Entries from a dataset of interfaces
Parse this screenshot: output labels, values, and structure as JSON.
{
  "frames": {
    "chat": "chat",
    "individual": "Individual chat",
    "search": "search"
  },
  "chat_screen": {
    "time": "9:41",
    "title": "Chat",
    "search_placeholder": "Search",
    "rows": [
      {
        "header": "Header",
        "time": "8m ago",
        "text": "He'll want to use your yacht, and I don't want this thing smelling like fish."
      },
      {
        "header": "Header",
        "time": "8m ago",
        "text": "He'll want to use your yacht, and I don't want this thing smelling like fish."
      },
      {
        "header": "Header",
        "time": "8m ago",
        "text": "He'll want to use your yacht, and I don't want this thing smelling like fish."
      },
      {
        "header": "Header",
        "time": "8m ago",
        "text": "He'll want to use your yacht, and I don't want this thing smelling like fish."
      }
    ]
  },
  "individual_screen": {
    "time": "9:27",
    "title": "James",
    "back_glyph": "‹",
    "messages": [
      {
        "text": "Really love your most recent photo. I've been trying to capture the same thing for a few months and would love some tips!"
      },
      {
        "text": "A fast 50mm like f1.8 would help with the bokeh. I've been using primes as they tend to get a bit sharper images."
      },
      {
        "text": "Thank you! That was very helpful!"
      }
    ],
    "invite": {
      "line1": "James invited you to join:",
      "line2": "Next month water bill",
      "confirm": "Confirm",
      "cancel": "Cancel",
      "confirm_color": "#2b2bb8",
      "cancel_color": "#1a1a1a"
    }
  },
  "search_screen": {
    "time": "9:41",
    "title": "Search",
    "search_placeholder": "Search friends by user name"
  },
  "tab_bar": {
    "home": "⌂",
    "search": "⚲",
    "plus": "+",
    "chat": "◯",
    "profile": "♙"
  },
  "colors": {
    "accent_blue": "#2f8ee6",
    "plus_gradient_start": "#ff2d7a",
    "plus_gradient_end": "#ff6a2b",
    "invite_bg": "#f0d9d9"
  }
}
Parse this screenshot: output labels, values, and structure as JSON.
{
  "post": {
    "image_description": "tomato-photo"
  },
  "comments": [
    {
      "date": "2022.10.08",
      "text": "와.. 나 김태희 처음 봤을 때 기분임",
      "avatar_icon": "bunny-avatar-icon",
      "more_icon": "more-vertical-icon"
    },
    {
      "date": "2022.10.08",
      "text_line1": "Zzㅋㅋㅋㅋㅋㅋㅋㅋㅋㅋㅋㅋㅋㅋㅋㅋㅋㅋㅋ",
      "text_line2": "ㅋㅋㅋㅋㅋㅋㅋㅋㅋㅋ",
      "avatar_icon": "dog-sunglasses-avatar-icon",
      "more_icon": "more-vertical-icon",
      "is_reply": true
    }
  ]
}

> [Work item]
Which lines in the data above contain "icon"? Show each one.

> [Task response]
      "avatar_icon": "bunny-avatar-icon",
      "more_icon": "more-vertical-icon"
      "avatar_icon": "dog-sunglasses-avatar-icon",
      "more_icon": "more-vertical-icon",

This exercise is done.